(Stored items from a collection)
--- START ---

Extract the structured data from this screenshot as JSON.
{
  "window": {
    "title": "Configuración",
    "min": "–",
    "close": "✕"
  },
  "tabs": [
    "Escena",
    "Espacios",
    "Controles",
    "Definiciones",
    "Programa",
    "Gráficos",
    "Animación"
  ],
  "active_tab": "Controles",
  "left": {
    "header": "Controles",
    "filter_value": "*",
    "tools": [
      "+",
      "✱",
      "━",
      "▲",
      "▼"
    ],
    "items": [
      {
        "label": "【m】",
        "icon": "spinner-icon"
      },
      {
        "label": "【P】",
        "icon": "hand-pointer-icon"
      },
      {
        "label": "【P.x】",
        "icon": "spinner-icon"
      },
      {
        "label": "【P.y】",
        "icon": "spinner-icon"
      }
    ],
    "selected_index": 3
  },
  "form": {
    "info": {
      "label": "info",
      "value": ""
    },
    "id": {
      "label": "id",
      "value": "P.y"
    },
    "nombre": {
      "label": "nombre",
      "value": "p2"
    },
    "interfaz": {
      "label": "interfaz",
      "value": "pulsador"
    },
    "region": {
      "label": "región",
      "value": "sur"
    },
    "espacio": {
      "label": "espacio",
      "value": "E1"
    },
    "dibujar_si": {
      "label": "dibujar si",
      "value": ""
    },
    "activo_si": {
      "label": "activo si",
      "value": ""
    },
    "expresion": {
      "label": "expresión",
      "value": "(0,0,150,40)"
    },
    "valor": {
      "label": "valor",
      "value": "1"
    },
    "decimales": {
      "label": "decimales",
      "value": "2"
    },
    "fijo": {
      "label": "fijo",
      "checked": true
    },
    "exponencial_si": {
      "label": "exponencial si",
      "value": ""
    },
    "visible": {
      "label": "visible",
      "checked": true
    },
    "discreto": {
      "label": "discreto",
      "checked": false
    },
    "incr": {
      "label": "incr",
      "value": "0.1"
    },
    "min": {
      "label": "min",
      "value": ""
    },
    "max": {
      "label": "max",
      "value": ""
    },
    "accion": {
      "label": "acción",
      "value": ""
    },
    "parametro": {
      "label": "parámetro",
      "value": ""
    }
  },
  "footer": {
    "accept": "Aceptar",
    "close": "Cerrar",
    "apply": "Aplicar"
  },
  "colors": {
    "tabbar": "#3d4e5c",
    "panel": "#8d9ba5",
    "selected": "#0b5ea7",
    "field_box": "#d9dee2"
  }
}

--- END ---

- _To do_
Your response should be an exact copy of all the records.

- _Exercise response_
Extract the structured data from this screenshot as JSON.
{
  "window": {
    "title": "Configuración",
    "min": "–",
    "close": "✕"
  },
  "tabs": [
    "Escena",
    "Espacios",
    "Controles",
    "Definiciones",
    "Programa",
    "Gráficos",
    "Animación"
  ],
  "active_tab": "Controles",
  "left": {
    "header": "Controles",
    "filter_value": "*",
    "tools": [
      "+",
      "✱",
      "━",
      "▲",
      "▼"
    ],
    "items": [
      {
        "label": "【m】",
        "icon": "spinner-icon"
      },
      {
        "label": "【P】",
        "icon": "hand-pointer-icon"
      },
      {
        "label": "【P.x】",
        "icon": "spinner-icon"
      },
      {
        "label": "【P.y】",
        "icon": "spinner-icon"
      }
    ],
    "selected_index": 3
  },
  "form": {
    "info": {
      "label": "info",
      "value": ""
    },
    "id": {
      "label": "id",
      "value": "P.y"
    },
    "nombre": {
      "label": "nombre",
      "value": "p2"
    },
    "interfaz": {
      "label": "interfaz",
      "value": "pulsador"
    },
    "region": {
      "label": "región",
      "value": "sur"
    },
    "espacio": {
      "label": "espacio",
      "value": "E1"
    },
    "dibujar_si": {
      "label": "dibujar si",
      "value": ""
    },
    "activo_si": {
      "label": "activo si",
      "value": ""
    },
    "expresion": {
      "label": "expresión",
      "value": "(0,0,150,40)"
    },
    "valor": {
      "label": "valor",
      "value": "1"
    },
    "decimales": {
      "label": "decimales",
      "value": "2"
    },
    "fijo": {
      "label": "fijo",
      "checked": true
    },
    "exponencial_si": {
      "label": "exponencial si",
      "value": ""
    },
    "visible": {
      "label": "visible",
      "checked": true
    },
    "discreto": {
      "label": "discreto",
      "checked": false
    },
    "incr": {
      "label": "incr",
      "value": "0.1"
    },
    "min": {
      "label": "min",
      "value": ""
    },
    "max": {
      "label": "max",
      "value": ""
    },
    "accion": {
      "label": "acción",
      "value": ""
    },
    "parametro": {
      "label": "parámetro",
      "value": ""
    }
  },
  "footer": {
    "accept": "Aceptar",
    "close": "Cerrar",
    "apply": "Aplicar"
  },
  "colors": {
    "tabbar": "#3d4e5c",
    "panel": "#8d9ba5",
    "selected": "#0b5ea7",
    "field_box": "#d9dee2"
  }
}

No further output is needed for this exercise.